Before turning to address his arguments for the acceptability of epistemic circularity, I wish to challenge the legitimacy of the distinction that Bergmann makes between logical and epistemic circularity. He defines logical circularity as a premise of an argument being the same as the conclusion and he defines epistemic circularity as the justification for a belief depending upon the truth of the belief. Apparently he thinks this distinction is quite significant. But I simply cannot see how this is not a distinction without a difference. I would imagine that Bergmann is astute enough to know that an argument can be logically circular even if one premise isn’t word-for-word identical to the conclusion so long as they express the same thought, concept, or idea.
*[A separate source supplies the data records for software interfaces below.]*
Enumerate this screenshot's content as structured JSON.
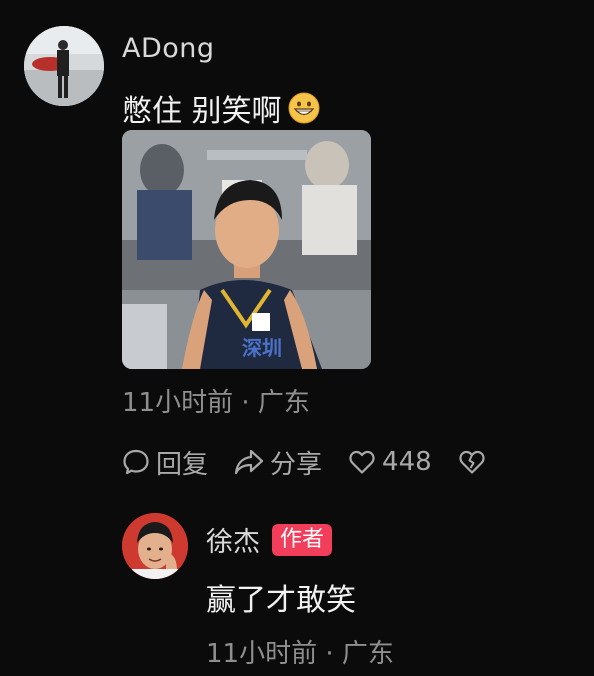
{
  "comment": {
    "username": "ADong",
    "text": "憋住 别笑啊",
    "emoji_icon": "grinning-face-icon",
    "meta": "11小时前 · 广东"
  },
  "actions": {
    "reply_label": "回复",
    "share_label": "分享",
    "like_count": "448"
  },
  "reply": {
    "username": "徐杰",
    "badge": "作者",
    "text": "赢了才敢笑",
    "meta": "11小时前 · 广东"
  },
  "colors": {
    "background": "#0b0b0b",
    "badge": "#f23e5b"
  }
}
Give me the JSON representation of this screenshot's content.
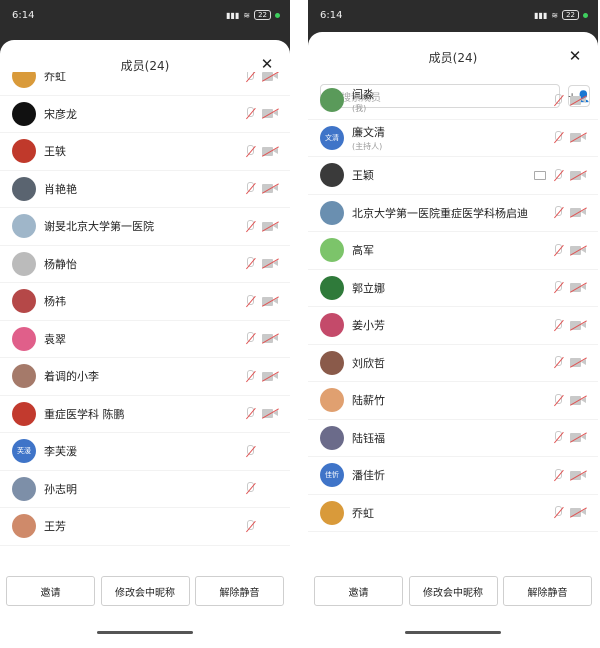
{
  "left": {
    "status": {
      "time": "6:14",
      "battery": "22"
    },
    "title": "成员(24)",
    "members": [
      {
        "name": "乔虹",
        "color": "#d99a3a",
        "screen": false,
        "cam": true
      },
      {
        "name": "宋彦龙",
        "color": "#111111",
        "screen": false,
        "cam": true
      },
      {
        "name": "王轶",
        "color": "#c0392b",
        "screen": false,
        "cam": true
      },
      {
        "name": "肖艳艳",
        "color": "#5a6470",
        "screen": false,
        "cam": true
      },
      {
        "name": "谢旻北京大学第一医院",
        "color": "#9fb6c9",
        "screen": false,
        "cam": true
      },
      {
        "name": "杨静怡",
        "color": "#bbbbbb",
        "screen": false,
        "cam": true
      },
      {
        "name": "杨祎",
        "color": "#b54848",
        "screen": false,
        "cam": true
      },
      {
        "name": "袁翠",
        "color": "#e05f8a",
        "screen": false,
        "cam": true
      },
      {
        "name": "着调的小李",
        "color": "#a57a6a",
        "screen": false,
        "cam": true
      },
      {
        "name": "重症医学科 陈鹏",
        "color": "#c23a2e",
        "screen": false,
        "cam": true
      },
      {
        "name": "李芙湲",
        "color": "#3f74c8",
        "avatar_text": "芙湲",
        "screen": false,
        "cam": false
      },
      {
        "name": "孙志明",
        "color": "#7d8fa8",
        "screen": false,
        "cam": false
      },
      {
        "name": "王芳",
        "color": "#cf8a6a",
        "screen": false,
        "cam": false
      }
    ],
    "buttons": {
      "invite": "邀请",
      "rename": "修改会中昵称",
      "unmute": "解除静音"
    }
  },
  "right": {
    "status": {
      "time": "6:14",
      "battery": "22"
    },
    "title": "成员(24)",
    "search_placeholder": "搜索成员",
    "members": [
      {
        "name": "闫淼",
        "role": "(我)",
        "color": "#5a9a5a",
        "screen": false,
        "cam": true
      },
      {
        "name": "廉文清",
        "role": "(主持人)",
        "color": "#3f74c8",
        "avatar_text": "文清",
        "screen": false,
        "cam": true
      },
      {
        "name": "王颖",
        "color": "#3a3a3a",
        "screen": true,
        "cam": true
      },
      {
        "name": "北京大学第一医院重症医学科杨启迪",
        "color": "#6a8fb0",
        "screen": false,
        "cam": true
      },
      {
        "name": "高军",
        "color": "#7cc46a",
        "screen": false,
        "cam": true
      },
      {
        "name": "郭立娜",
        "color": "#2f7a3a",
        "screen": false,
        "cam": true
      },
      {
        "name": "姜小芳",
        "color": "#c44a6a",
        "screen": false,
        "cam": true
      },
      {
        "name": "刘欣哲",
        "color": "#8a5a4a",
        "screen": false,
        "cam": true
      },
      {
        "name": "陆薪竹",
        "color": "#e0a070",
        "screen": false,
        "cam": true
      },
      {
        "name": "陆钰福",
        "color": "#6b6b8a",
        "screen": false,
        "cam": true
      },
      {
        "name": "潘佳忻",
        "color": "#3f74c8",
        "avatar_text": "佳忻",
        "screen": false,
        "cam": true
      },
      {
        "name": "乔虹",
        "color": "#d99a3a",
        "screen": false,
        "cam": true
      }
    ],
    "buttons": {
      "invite": "邀请",
      "rename": "修改会中昵称",
      "unmute": "解除静音"
    }
  }
}
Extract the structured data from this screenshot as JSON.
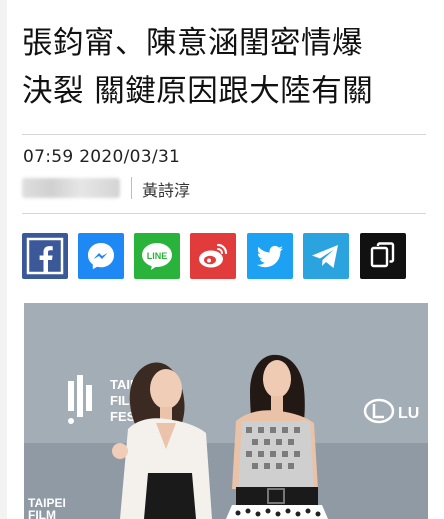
{
  "article": {
    "title_line1": "張鈞甯、陳意涵閨密情爆",
    "title_line2": "決裂 關鍵原因跟大陸有關",
    "datetime": "07:59  2020/03/31",
    "author": "黃詩淳"
  },
  "share_buttons": [
    {
      "name": "facebook",
      "color": "#3b5998",
      "icon": "facebook-icon"
    },
    {
      "name": "messenger",
      "color": "#1e88f5",
      "icon": "messenger-icon"
    },
    {
      "name": "line",
      "color": "#29b33a",
      "icon": "line-icon",
      "label": "LINE"
    },
    {
      "name": "weibo",
      "color": "#e23b3b",
      "icon": "weibo-icon"
    },
    {
      "name": "twitter",
      "color": "#1da1f2",
      "icon": "twitter-icon"
    },
    {
      "name": "telegram",
      "color": "#2aa3df",
      "icon": "telegram-icon"
    },
    {
      "name": "copy-link",
      "color": "#111111",
      "icon": "copy-icon"
    }
  ],
  "photo": {
    "backdrop_text": {
      "line1": "TAIPEI",
      "line2": "FILM",
      "line3": "FEST",
      "bottom1": "TAIPEI",
      "bottom2": "FILM",
      "sponsor": "LU"
    }
  }
}
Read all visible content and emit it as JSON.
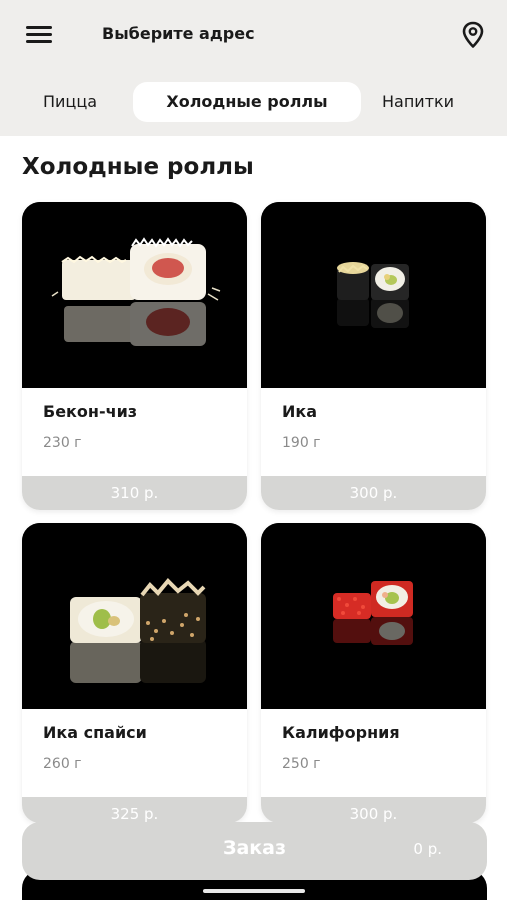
{
  "header": {
    "menu_icon": "hamburger-menu-icon",
    "address_label": "Выберите адрес",
    "location_icon": "location-pin-icon"
  },
  "tabs": [
    {
      "label": "Пицца",
      "active": false
    },
    {
      "label": "Холодные роллы",
      "active": true
    },
    {
      "label": "Напитки",
      "active": false
    }
  ],
  "section": {
    "title": "Холодные роллы"
  },
  "products": [
    {
      "name": "Бекон-чиз",
      "weight": "230 г",
      "price": "310 р."
    },
    {
      "name": "Ика",
      "weight": "190 г",
      "price": "300 р."
    },
    {
      "name": "Ика спайси",
      "weight": "260 г",
      "price": "325 р."
    },
    {
      "name": "Калифорния",
      "weight": "250 г",
      "price": "300 р."
    }
  ],
  "order": {
    "label": "Заказ",
    "total": "0 р."
  },
  "colors": {
    "header_bg": "#efeeec",
    "price_bar": "#d6d6d4",
    "photo_bg": "#000000",
    "text": "#1a1a1a",
    "muted": "#8a8a8a"
  }
}
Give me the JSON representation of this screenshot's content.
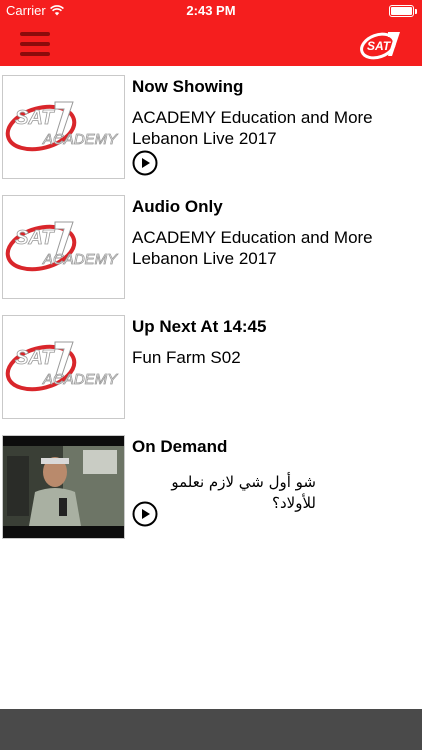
{
  "status_bar": {
    "carrier": "Carrier",
    "time": "2:43 PM",
    "battery_level": 1.0
  },
  "header": {
    "menu_icon": "hamburger-menu-icon",
    "logo_icon": "sat7-logo-icon",
    "logo_text": "SAT7"
  },
  "thumbnail_logo": {
    "text": "SAT7 ACADEMY"
  },
  "rows": [
    {
      "title": "Now Showing",
      "line1": "ACADEMY Education and More",
      "line2": "Lebanon Live 2017",
      "has_play": true
    },
    {
      "title": "Audio Only",
      "line1": "ACADEMY Education and More",
      "line2": "Lebanon Live 2017",
      "has_play": false
    },
    {
      "title": "Up Next At 14:45",
      "line1": "Fun Farm S02",
      "has_play": false
    },
    {
      "title": "On Demand",
      "line1": "شو أول شي لازم نعلمو للأولاد؟",
      "has_play": true
    }
  ],
  "colors": {
    "brand_red": "#f51e1e",
    "menu_dark_red": "#8c0c0c",
    "footer_gray": "#4a4a4a"
  }
}
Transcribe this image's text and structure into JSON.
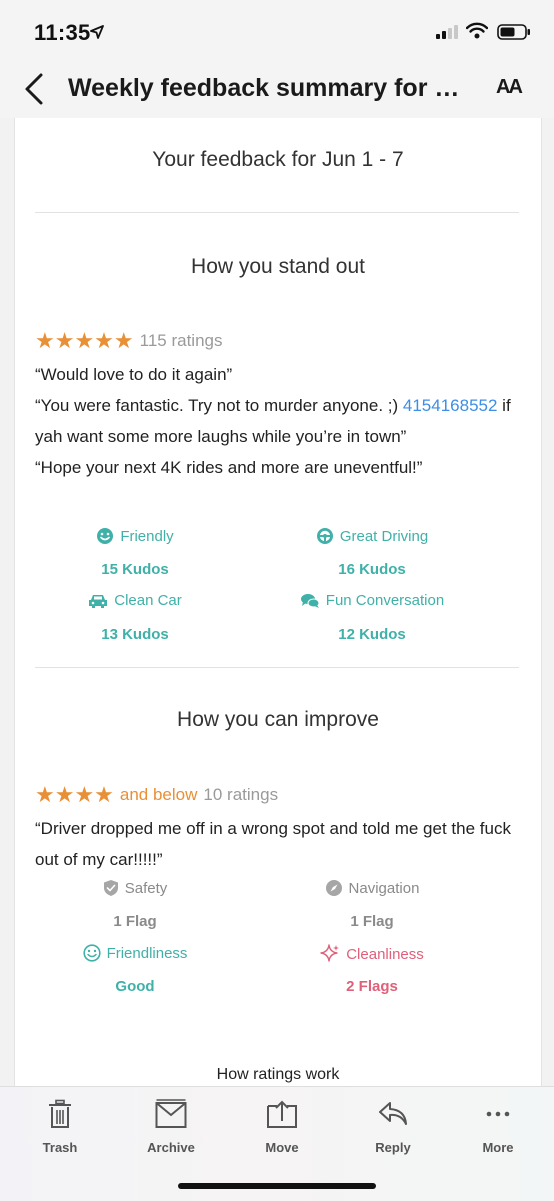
{
  "status_bar": {
    "time": "11:35"
  },
  "nav": {
    "title": "Weekly feedback summary for Jun...",
    "text_size_label": "AA"
  },
  "email": {
    "header": "Your feedback for Jun 1 - 7",
    "stand_out": {
      "heading": "How you stand out",
      "stars": "★★★★★",
      "ratings": "115 ratings",
      "comments": [
        "“Would love to do it again”",
        "“You were fantastic. Try not to murder anyone. ;) ",
        "4154168552",
        " if yah want some more laughs while you’re in town”",
        "“Hope your next 4K rides and more are uneventful!”"
      ],
      "kudos": [
        {
          "label": "Friendly",
          "count": "15 Kudos",
          "icon": "smiley-icon"
        },
        {
          "label": "Great Driving",
          "count": "16 Kudos",
          "icon": "steering-wheel-icon"
        },
        {
          "label": "Clean Car",
          "count": "13 Kudos",
          "icon": "car-icon"
        },
        {
          "label": "Fun Conversation",
          "count": "12 Kudos",
          "icon": "chat-bubbles-icon"
        }
      ]
    },
    "improve": {
      "heading": "How you can improve",
      "stars": "★★★★",
      "and_below": "and below",
      "ratings": "10 ratings",
      "comment": "“Driver dropped me off in a wrong spot and told me get the fuck out of my car!!!!!”",
      "flags": [
        {
          "label": "Safety",
          "count": "1 Flag",
          "icon": "shield-icon"
        },
        {
          "label": "Navigation",
          "count": "1 Flag",
          "icon": "compass-icon"
        },
        {
          "label": "Friendliness",
          "count": "Good",
          "icon": "smiley-icon"
        },
        {
          "label": "Cleanliness",
          "count": "2 Flags",
          "icon": "sparkle-icon"
        }
      ]
    },
    "how_ratings_work": "How ratings work"
  },
  "toolbar": {
    "trash": "Trash",
    "archive": "Archive",
    "move": "Move",
    "reply": "Reply",
    "more": "More"
  },
  "colors": {
    "teal": "#3fb1a8",
    "orange": "#e98f35",
    "link": "#3d8ee6",
    "red": "#e0607a",
    "gray": "#8a8a8a"
  }
}
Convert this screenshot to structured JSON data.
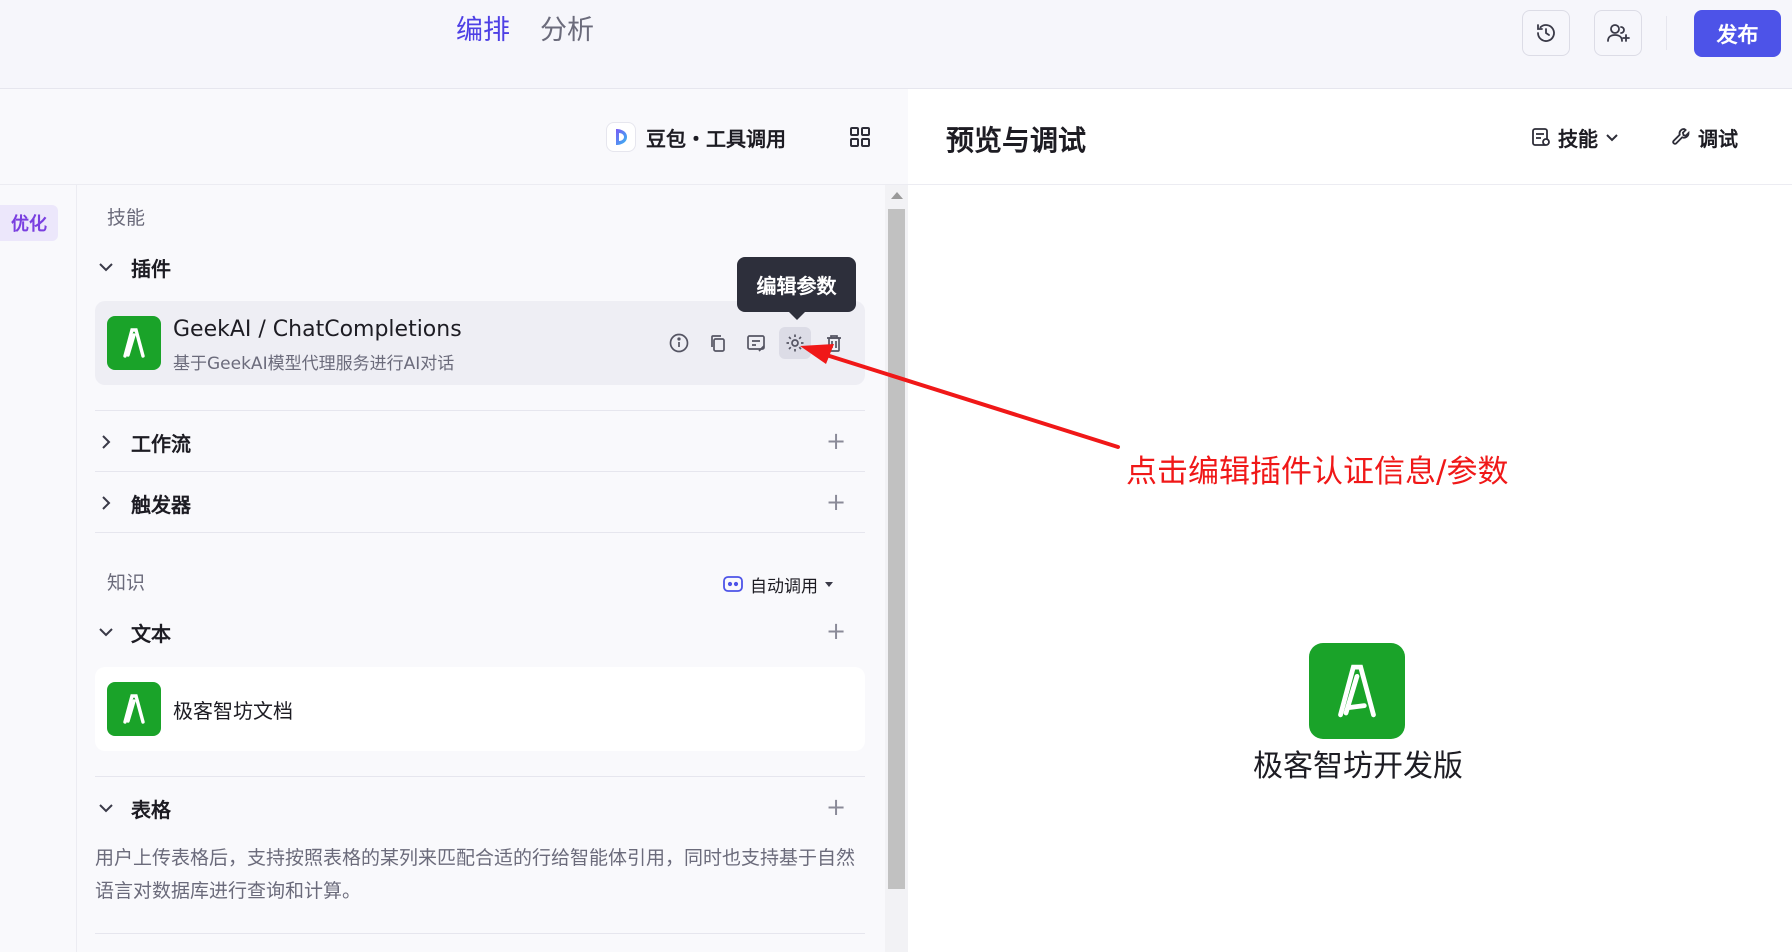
{
  "header": {
    "tabs": [
      {
        "label": "编排",
        "active": true
      },
      {
        "label": "分析",
        "active": false
      }
    ],
    "publish_label": "发布",
    "icons": [
      "history-icon",
      "add-collaborator-icon"
    ]
  },
  "left": {
    "model": {
      "name": "豆包・工具调用"
    },
    "optimize_label": "优化",
    "skills": {
      "label": "技能",
      "plugins": {
        "title": "插件",
        "items": [
          {
            "name": "GeekAI / ChatCompletions",
            "desc": "基于GeekAI模型代理服务进行AI对话"
          }
        ]
      },
      "workflow": {
        "title": "工作流"
      },
      "trigger": {
        "title": "触发器"
      }
    },
    "tooltip": "编辑参数",
    "knowledge": {
      "label": "知识",
      "auto_call": "自动调用",
      "text": {
        "title": "文本",
        "items": [
          {
            "name": "极客智坊文档"
          }
        ]
      },
      "table": {
        "title": "表格",
        "desc": "用户上传表格后，支持按照表格的某列来匹配合适的行给智能体引用，同时也支持基于自然语言对数据库进行查询和计算。"
      }
    }
  },
  "right": {
    "title": "预览与调试",
    "skills_label": "技能",
    "debug_label": "调试",
    "bot_name": "极客智坊开发版"
  },
  "annotation": {
    "text": "点击编辑插件认证信息/参数",
    "color": "#f01818"
  },
  "colors": {
    "accent": "#4d53e8",
    "tab_active": "#4e40e5",
    "app_green": "#1aa329"
  }
}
But once we have understood this, then how is that any different from epistemic circularity? In both cases, circularity constitutes no positive epistemic gain because the truth of what is supposed to be established has to be assumed from the start. Hence, I do not believe that Bergmann’s distinction is legitimate. Circularity is fallacious regardless of what form it takes.
So if we reject circularity of any kind, what about Bergmann’s arguments for the acceptability of epistemic circularity? As I said, he offers two. 1) Most philosophers accept that it is okay and 2) there is no alternative. His first argument is extremely dubious and even misleading. He bases this claim on the fact that most philosophers accept that there are non-inferentially justified beliefs. He then argues that this actually entails epistemic circularity. However, I disagree. I believe that Richard Fumerton’s account avoids epistemic circularity. Although Bergmann presumably thinks he has already shown that Fumerton’s account doesn’t work, I have now explained why I believe Bergmann is wrong on this count. As such, it seems to me that the internalist need not accept that non-inferentially justified beliefs entail epistemic circularity. More fundamentally, Bergmann is also making a blatant appeal to majority. The mere fact that most philosophers accept something does not, in any way, show that it is acceptable.
Bergmann’s second argument depends on the thesis that there is no alternative to epistemic circularity. As I have already noted, I believe that Richard Fumerton has provided just such an alternative and I explained why Bergmann’s criticisms of Fumerton do not hold up. So on the one hand, I believe that the internalist has excellent grounds for simply rejecting Bergmann’s claim that there is no alternative. But even if Bergmann was correct that there really was no alternative to epistemic circularity, the internalist may still point out that he has committed an is-ought fallacy. Even if it were true that all reasoning was circular, it simply does not follow that all reasoning ought to be or that it is somehow capable of yielding positive epistemic goods. Consequently, I find Bergmann’s defense of epistemic circularity thoroughly unconvincing.
Despite the decided negativity of this review, in closing, I want to re-emphasize that I genuinely appreciated the book. Bergmann’s arguments are some of the best I have come across in support of externalism. He doesn’t rely on arguments from animal knowledge or infant knowledge or some other sort of gratuitous assumption that the internalist can easily reject. He addresses the foundational issues that internalists care about and takes on their best defenders. For that, I praise the effort of the book and I heartily recommend it as a stellar defense for externalists and a serious challenge to be answered for internalists.